INSTRUCTIONS FOR THE TASK ->
Reproduce each record exactly.

DATA EXTRACTS ->
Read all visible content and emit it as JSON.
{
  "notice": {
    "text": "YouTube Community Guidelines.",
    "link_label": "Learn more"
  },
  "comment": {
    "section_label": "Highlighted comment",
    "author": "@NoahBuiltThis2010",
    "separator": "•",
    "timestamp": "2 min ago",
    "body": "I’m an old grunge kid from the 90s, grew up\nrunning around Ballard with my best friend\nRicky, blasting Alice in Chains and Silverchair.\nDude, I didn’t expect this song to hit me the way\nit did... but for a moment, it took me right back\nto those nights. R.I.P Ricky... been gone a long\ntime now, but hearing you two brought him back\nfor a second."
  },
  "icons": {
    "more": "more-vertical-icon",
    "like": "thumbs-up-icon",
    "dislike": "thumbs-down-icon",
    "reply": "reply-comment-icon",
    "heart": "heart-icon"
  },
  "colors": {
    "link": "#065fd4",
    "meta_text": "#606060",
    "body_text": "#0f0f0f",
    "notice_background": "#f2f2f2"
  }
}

SOLUTION ->
Read all visible content and emit it as JSON.
{
  "notice": {
    "text": "YouTube Community Guidelines.",
    "link_label": "Learn more"
  },
  "comment": {
    "section_label": "Highlighted comment",
    "author": "@NoahBuiltThis2010",
    "separator": "•",
    "timestamp": "2 min ago",
    "body": "I’m an old grunge kid from the 90s, grew up\nrunning around Ballard with my best friend\nRicky, blasting Alice in Chains and Silverchair.\nDude, I didn’t expect this song to hit me the way\nit did... but for a moment, it took me right back\nto those nights. R.I.P Ricky... been gone a long\ntime now, but hearing you two brought him back\nfor a second."
  },
  "icons": {
    "more": "more-vertical-icon",
    "like": "thumbs-up-icon",
    "dislike": "thumbs-down-icon",
    "reply": "reply-comment-icon",
    "heart": "heart-icon"
  },
  "colors": {
    "link": "#065fd4",
    "meta_text": "#606060",
    "body_text": "#0f0f0f",
    "notice_background": "#f2f2f2"
  }
}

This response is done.